» Task instructions:
Show every line of the data that contains the string "name".

» Exercise input:
● ● ● ● ●
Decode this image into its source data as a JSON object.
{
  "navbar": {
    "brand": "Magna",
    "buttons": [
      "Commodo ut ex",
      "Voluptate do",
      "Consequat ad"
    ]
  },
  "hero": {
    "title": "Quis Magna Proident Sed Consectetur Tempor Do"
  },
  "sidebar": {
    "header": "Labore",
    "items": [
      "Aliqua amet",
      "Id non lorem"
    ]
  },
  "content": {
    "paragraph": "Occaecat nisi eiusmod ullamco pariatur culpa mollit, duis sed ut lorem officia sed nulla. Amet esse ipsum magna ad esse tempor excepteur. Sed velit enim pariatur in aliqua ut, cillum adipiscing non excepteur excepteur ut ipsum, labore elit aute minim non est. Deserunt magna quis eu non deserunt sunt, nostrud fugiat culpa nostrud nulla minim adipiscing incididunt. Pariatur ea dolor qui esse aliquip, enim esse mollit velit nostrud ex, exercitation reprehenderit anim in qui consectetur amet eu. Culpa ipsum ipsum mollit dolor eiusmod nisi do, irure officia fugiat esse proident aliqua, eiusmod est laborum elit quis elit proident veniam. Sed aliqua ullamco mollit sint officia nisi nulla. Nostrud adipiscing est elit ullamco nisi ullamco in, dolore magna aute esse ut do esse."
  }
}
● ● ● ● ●
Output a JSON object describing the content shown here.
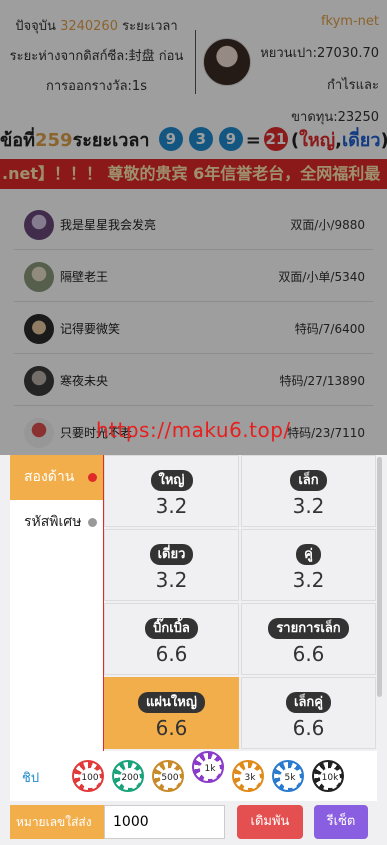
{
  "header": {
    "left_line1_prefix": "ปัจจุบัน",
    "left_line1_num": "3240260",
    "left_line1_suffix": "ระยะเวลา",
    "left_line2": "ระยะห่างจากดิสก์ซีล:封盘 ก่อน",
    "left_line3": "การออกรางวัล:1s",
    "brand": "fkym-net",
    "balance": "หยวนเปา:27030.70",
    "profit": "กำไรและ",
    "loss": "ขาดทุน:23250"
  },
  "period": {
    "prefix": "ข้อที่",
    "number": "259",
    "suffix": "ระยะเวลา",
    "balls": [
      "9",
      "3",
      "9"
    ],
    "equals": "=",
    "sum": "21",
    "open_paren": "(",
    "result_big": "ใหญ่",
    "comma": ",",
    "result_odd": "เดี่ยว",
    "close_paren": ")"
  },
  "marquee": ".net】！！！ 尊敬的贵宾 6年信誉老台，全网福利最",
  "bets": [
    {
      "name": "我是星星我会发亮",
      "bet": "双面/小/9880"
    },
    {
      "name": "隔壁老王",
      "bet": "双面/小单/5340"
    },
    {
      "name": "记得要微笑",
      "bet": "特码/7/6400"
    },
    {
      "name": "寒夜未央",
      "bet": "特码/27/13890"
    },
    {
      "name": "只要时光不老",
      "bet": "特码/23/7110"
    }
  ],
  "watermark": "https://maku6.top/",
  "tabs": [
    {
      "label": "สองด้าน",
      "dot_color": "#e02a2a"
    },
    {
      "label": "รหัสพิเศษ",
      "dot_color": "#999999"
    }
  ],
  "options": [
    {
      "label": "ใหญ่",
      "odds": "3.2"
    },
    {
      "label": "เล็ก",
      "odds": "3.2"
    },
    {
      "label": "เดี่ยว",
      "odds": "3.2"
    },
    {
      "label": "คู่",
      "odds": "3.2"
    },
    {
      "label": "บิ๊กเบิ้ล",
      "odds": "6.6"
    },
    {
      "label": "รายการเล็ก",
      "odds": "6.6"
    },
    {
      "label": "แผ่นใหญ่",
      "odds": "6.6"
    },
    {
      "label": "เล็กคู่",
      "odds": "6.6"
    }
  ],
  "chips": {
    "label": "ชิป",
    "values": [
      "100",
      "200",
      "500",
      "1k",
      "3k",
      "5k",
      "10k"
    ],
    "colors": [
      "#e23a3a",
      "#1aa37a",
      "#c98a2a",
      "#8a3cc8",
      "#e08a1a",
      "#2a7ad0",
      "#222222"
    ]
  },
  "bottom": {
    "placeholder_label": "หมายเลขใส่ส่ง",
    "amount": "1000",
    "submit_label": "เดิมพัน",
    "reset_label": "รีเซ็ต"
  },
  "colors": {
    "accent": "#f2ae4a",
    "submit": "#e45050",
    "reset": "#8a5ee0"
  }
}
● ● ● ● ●
» Solution to this problem:
      "name": "我是星星我会发亮",
      "name": "隔壁老王",
      "name": "记得要微笑",
      "name": "寒夜未央",
      "name": "只要时光不老",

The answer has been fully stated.